[Data excerpts — start]

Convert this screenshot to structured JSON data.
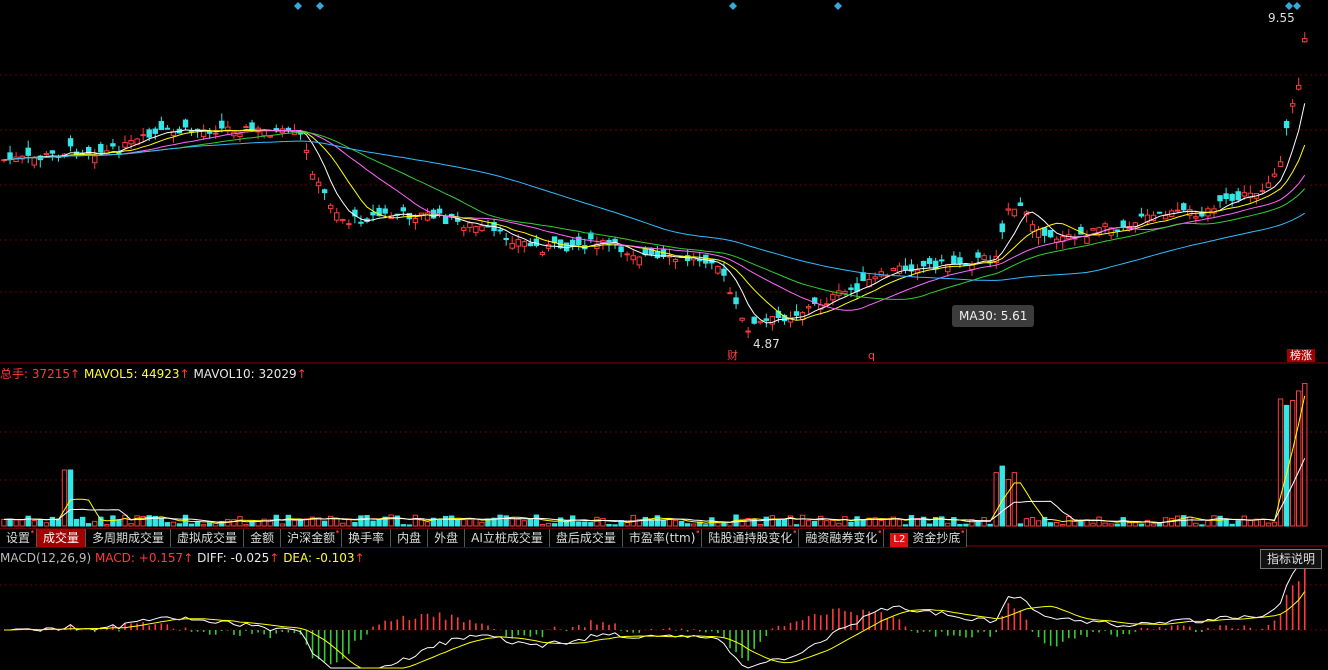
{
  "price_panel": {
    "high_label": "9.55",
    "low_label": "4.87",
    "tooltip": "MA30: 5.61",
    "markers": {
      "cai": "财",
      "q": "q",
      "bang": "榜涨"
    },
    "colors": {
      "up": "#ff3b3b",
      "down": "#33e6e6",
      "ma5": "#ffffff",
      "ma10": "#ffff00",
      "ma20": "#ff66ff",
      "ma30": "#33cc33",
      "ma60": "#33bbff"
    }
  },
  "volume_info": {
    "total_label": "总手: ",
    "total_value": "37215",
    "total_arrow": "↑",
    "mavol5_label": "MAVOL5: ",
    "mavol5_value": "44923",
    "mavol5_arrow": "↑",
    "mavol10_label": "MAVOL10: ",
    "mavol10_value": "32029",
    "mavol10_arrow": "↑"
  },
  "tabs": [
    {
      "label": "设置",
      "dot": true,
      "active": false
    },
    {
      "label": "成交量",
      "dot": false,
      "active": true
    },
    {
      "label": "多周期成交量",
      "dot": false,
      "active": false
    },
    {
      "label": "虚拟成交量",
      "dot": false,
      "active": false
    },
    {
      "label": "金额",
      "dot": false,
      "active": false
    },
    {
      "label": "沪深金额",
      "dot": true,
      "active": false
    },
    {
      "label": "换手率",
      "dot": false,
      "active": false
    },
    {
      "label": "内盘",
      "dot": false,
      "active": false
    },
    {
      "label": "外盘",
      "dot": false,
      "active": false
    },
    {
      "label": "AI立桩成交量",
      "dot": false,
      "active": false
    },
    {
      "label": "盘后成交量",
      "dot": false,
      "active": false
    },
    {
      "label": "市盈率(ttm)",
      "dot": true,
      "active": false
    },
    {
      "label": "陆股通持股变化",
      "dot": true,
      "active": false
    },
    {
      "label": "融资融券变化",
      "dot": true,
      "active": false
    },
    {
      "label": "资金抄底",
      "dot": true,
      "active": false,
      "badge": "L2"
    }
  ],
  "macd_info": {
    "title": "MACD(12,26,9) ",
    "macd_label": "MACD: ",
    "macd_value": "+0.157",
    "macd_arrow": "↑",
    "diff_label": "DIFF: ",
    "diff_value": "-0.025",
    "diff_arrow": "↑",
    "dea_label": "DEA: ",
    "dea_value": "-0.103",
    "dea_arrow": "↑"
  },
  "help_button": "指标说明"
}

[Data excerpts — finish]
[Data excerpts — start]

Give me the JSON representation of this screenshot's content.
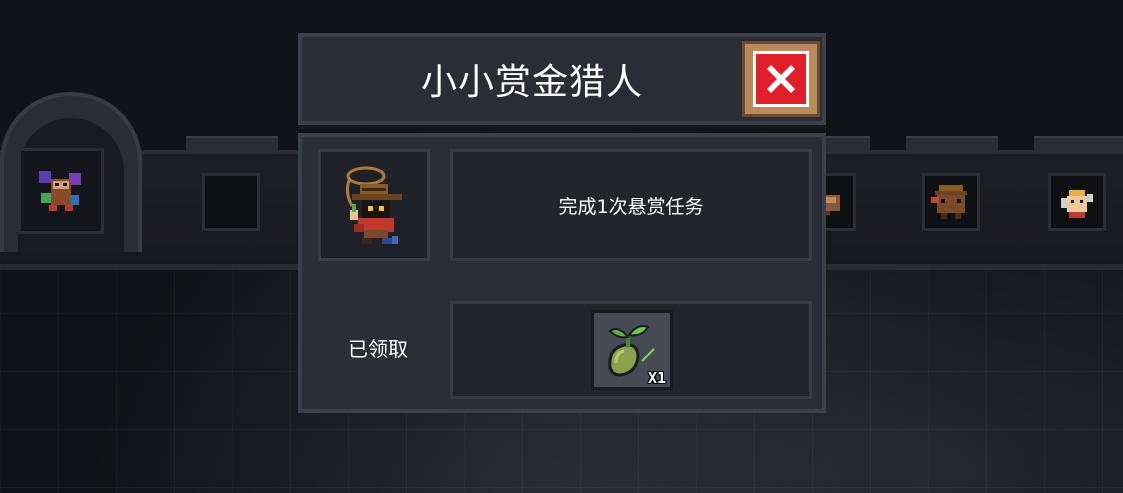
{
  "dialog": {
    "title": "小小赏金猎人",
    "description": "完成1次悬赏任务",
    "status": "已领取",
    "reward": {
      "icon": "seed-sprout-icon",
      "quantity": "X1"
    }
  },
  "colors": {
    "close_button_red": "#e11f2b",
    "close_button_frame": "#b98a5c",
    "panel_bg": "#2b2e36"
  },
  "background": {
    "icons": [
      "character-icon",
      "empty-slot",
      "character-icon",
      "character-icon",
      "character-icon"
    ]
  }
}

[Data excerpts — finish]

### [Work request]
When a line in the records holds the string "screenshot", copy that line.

### [Your response]
Convert this screenshot to structured JSON data.
Give me the JSON representation of this screenshot's content.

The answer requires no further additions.